Rupert Friend plays Chéri like the walking hangover of a spoiled childhood.
Salbi, being a spoiled little girl used to be the only daughter in the house, didn't like her at first.
Both you and CBS are acted [sic] like spoiled children and we, the consumers, are being held hostage.
They have putrid California grapes for eyes, puffed-out cheeks of spoiled plums, sweltered eggplant lips.
Considered as historical snapshots of our recently departed Gilded Age, spoiled is incisive and unsparing.
You made me believe you loved my Christopher, too; and now you have spoiled all.
"But I can't see——" Aggie began to argue with the petulance of a spoiled child.
I was just getting started when you came in and spoiled the job.
The third act is "spoiled, by the characteristic Shakespearean language."
I am a spoiled woman who for five years has had her own way.
c.1300, from Old French espoillier "to strip, plunder," from Latin spoliare "to strip of clothing, rob," from spolium "armor stripped from an enemy, booty;" originally "skin stripped from a killed animal," from PIE *spol-yo-, perhaps from root *spel- "to split, to break off" (cf. Greek aspalon "skin, hide," spolas "flayed skin;" Lithuanian spaliai "shives of flax;" Old Church Slavonic rasplatiti "to cleave, split;" Middle Low German spalden, Old High German spaltan "to split;" Sanskrit sphatayati "splits").
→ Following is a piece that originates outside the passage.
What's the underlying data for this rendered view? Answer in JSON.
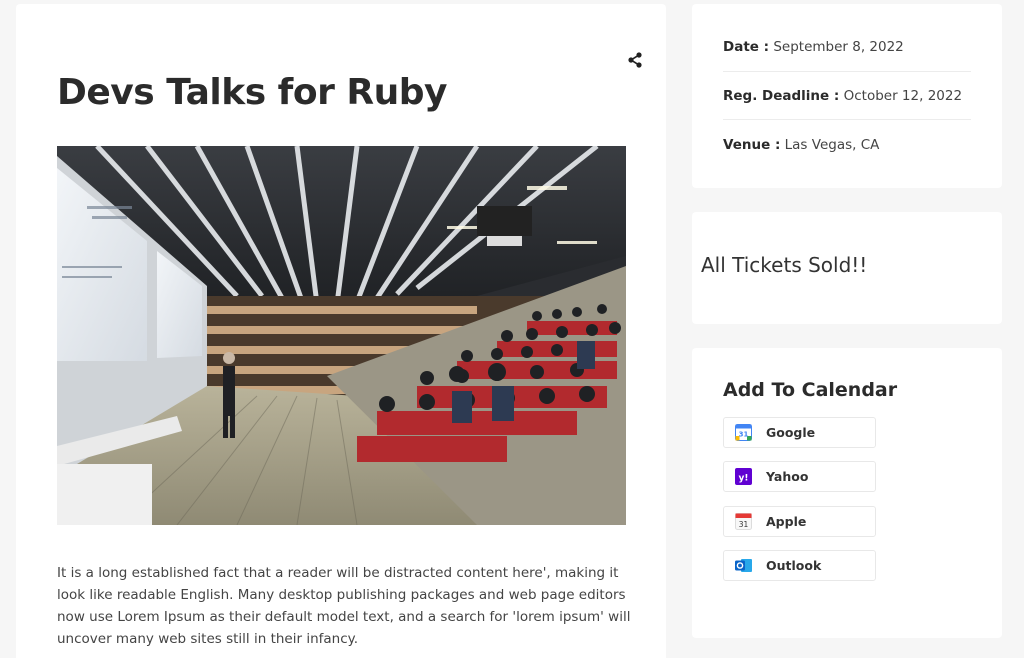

Sense of "to damage so as to render useless" is from 1560s; that of "to over-indulge" (a child, etc.) is from 1640s (implied in spoiled). Intransitive sense of "to go bad" is from 1690s. To be spoiling for (a fight, etc.) is from 1865, from notion that one will "spoil" if he doesn't get it. Spoil-sport attested from 1801.
"goods captured in time of war," c.1300; see spoil (v.). Spoils system in U.S. politics attested by 1839, commonly associated with the administration of President Andrew Jackson, on the notion of "to the victor belongs the spoils."
To get a divorce: They split the sheets
[1980s+; fr the division of property after a divorce]